▶ _WHAT YOU ARE ASKED TO DO_: Return each line of the entries that holds the string "total".

▶ _EXTRACTED INFORMATION_:

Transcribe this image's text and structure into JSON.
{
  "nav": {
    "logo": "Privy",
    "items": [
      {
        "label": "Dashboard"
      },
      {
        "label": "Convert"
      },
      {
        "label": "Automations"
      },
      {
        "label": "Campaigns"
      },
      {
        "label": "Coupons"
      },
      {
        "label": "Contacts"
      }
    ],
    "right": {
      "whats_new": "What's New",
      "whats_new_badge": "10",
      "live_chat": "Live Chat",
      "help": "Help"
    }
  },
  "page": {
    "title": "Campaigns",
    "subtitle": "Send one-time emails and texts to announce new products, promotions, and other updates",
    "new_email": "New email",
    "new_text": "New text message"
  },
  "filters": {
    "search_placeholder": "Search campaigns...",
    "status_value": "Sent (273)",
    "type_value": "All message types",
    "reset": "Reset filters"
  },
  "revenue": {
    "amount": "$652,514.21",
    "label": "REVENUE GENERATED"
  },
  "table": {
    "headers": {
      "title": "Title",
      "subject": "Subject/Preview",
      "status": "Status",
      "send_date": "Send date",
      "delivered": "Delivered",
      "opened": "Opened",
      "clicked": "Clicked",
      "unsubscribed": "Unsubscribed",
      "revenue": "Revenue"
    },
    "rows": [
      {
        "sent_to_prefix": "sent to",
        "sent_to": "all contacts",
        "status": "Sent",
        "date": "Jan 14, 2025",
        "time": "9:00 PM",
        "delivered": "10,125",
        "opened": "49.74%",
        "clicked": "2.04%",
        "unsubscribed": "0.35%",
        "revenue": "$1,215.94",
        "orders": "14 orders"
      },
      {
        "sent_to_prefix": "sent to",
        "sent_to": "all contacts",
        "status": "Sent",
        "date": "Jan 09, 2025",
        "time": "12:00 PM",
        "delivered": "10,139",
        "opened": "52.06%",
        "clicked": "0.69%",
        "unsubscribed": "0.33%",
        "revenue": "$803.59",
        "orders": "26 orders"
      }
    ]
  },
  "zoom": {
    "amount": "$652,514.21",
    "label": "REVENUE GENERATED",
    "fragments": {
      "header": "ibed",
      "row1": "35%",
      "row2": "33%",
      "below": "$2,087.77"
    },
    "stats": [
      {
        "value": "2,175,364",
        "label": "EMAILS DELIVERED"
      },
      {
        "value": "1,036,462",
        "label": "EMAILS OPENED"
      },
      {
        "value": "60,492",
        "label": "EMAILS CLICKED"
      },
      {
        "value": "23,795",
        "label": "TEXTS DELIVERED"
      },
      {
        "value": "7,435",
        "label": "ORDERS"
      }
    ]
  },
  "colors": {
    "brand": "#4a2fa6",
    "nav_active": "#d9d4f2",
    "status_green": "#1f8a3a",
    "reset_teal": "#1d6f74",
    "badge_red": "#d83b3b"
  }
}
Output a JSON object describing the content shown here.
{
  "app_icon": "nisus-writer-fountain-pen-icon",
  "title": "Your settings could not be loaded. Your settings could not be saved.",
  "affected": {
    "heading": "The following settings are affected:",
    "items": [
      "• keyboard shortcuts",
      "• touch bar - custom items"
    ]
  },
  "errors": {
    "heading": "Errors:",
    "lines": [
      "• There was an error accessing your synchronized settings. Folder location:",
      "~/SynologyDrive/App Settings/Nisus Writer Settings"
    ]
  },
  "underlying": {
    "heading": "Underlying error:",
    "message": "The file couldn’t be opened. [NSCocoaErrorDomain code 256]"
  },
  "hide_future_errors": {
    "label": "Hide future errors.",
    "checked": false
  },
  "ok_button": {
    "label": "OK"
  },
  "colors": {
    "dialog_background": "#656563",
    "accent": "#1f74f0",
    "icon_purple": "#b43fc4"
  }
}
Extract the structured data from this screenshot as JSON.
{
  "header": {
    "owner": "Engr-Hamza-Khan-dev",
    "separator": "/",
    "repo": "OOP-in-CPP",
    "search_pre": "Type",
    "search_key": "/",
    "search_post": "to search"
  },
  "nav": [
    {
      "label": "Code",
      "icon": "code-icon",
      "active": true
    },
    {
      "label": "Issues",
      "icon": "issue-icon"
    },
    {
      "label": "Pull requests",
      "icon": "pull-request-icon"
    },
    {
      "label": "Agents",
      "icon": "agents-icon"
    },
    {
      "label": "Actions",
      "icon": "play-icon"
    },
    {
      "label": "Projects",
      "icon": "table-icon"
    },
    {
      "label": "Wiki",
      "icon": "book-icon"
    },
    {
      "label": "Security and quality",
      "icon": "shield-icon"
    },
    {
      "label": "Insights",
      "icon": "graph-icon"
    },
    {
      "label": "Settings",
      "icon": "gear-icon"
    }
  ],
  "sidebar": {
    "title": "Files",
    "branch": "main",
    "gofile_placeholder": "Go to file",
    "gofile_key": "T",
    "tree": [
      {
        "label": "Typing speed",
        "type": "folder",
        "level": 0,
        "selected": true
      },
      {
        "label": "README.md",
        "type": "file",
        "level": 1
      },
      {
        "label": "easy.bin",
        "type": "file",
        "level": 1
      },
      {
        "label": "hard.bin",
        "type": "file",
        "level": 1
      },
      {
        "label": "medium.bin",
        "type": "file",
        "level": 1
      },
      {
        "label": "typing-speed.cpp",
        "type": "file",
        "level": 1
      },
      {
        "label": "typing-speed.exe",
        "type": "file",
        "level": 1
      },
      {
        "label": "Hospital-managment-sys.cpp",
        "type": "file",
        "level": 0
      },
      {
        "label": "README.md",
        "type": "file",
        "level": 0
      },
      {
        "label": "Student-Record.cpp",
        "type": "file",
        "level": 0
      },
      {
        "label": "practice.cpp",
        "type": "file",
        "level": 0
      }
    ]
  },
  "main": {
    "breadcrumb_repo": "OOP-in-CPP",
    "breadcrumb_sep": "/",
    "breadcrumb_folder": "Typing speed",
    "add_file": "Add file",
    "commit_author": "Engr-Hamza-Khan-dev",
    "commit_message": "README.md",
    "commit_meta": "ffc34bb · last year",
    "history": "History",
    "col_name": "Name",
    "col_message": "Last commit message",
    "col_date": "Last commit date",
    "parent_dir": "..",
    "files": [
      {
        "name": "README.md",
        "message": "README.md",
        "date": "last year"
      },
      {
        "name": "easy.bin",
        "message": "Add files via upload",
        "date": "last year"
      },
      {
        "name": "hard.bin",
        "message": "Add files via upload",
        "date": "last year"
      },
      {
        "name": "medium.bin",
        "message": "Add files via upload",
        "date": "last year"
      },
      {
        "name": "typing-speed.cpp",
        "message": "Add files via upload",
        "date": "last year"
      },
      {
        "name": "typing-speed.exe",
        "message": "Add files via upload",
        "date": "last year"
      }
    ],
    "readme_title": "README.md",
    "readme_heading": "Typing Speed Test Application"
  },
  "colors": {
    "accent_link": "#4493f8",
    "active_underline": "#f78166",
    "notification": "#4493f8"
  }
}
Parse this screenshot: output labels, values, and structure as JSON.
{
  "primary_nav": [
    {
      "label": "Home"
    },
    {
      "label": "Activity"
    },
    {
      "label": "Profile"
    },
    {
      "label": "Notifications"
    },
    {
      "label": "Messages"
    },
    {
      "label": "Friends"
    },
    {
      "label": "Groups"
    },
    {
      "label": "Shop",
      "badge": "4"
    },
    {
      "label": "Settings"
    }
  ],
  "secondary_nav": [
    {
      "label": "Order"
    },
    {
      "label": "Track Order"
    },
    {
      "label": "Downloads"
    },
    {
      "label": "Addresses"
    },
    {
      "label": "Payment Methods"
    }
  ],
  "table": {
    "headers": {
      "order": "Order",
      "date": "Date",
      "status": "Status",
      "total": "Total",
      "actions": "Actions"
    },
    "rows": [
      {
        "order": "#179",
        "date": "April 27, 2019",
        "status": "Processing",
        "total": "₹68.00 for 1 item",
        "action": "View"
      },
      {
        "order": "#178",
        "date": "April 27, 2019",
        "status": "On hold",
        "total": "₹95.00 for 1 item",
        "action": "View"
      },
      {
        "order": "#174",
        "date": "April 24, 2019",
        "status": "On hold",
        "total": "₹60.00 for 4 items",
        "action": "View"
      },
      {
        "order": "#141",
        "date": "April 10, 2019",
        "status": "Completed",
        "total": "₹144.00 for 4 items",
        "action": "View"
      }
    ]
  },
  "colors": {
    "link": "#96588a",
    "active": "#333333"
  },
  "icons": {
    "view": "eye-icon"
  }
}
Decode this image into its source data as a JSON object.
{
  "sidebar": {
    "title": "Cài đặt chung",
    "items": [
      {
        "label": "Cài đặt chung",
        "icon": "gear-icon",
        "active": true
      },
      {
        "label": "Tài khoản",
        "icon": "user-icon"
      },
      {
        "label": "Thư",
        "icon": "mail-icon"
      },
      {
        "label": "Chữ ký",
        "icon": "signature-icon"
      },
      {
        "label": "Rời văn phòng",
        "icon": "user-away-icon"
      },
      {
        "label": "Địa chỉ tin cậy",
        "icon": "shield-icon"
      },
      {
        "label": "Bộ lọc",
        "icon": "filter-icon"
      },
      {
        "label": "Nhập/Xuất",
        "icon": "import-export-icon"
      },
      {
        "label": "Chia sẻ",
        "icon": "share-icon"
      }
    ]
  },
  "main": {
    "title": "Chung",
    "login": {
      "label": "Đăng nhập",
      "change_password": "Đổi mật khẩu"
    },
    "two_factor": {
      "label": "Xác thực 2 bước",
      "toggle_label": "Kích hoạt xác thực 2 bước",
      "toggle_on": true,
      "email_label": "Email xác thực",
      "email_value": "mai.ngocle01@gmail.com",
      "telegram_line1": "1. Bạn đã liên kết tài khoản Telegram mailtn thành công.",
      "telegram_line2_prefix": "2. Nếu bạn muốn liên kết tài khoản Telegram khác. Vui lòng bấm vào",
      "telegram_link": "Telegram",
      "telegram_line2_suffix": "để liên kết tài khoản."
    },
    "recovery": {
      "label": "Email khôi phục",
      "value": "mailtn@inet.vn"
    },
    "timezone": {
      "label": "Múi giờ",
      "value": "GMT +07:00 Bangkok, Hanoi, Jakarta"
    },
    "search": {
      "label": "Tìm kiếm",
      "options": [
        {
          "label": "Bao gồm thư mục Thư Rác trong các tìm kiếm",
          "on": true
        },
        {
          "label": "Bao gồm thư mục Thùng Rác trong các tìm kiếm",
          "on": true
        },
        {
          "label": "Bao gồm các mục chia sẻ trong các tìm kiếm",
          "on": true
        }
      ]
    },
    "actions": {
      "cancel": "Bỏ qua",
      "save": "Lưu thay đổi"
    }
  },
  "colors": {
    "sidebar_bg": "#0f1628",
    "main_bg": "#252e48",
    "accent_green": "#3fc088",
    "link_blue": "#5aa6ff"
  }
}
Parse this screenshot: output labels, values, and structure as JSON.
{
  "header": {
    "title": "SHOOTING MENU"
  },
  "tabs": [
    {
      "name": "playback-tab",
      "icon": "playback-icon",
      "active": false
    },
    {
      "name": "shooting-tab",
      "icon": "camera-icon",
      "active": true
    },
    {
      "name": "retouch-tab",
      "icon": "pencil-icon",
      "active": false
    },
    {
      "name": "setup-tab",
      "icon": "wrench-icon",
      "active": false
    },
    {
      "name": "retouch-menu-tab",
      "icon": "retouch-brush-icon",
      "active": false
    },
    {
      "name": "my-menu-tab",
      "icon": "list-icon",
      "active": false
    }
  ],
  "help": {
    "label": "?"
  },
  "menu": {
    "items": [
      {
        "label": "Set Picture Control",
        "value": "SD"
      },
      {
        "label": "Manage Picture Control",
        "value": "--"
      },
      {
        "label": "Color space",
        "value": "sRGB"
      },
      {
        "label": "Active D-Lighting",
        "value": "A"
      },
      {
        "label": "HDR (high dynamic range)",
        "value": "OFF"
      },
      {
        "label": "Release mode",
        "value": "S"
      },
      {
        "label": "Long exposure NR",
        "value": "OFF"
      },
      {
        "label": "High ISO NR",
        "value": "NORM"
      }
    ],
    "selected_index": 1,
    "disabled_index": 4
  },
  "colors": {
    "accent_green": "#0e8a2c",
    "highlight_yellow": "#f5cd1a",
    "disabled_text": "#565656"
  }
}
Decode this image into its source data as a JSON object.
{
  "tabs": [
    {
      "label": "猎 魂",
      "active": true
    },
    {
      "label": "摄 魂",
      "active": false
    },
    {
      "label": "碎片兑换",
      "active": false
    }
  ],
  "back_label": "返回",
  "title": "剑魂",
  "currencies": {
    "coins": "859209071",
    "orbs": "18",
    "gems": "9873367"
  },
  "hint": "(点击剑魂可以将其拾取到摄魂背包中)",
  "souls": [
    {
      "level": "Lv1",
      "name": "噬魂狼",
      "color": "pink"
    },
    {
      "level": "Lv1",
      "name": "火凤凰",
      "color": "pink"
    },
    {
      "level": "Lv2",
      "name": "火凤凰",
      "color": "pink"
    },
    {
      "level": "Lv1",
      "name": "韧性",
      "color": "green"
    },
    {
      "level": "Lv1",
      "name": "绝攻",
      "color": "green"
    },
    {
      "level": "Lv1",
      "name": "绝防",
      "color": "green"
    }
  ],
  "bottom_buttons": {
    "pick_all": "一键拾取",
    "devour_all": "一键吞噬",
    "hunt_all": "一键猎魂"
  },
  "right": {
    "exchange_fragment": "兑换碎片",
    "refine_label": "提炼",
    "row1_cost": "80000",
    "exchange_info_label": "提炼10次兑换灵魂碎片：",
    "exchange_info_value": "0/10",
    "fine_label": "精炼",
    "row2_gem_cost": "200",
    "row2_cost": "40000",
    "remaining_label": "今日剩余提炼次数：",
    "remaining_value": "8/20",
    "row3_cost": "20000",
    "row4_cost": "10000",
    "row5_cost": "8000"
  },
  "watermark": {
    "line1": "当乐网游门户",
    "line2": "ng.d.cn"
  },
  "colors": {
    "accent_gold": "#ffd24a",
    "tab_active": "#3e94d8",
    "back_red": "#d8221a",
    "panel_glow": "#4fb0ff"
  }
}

▶ _SOLUTION TO THIS TASK_:
      "total": "Total",
        "total": "₹68.00 for 1 item",
        "total": "₹95.00 for 1 item",
        "total": "₹60.00 for 4 items",
        "total": "₹144.00 for 4 items",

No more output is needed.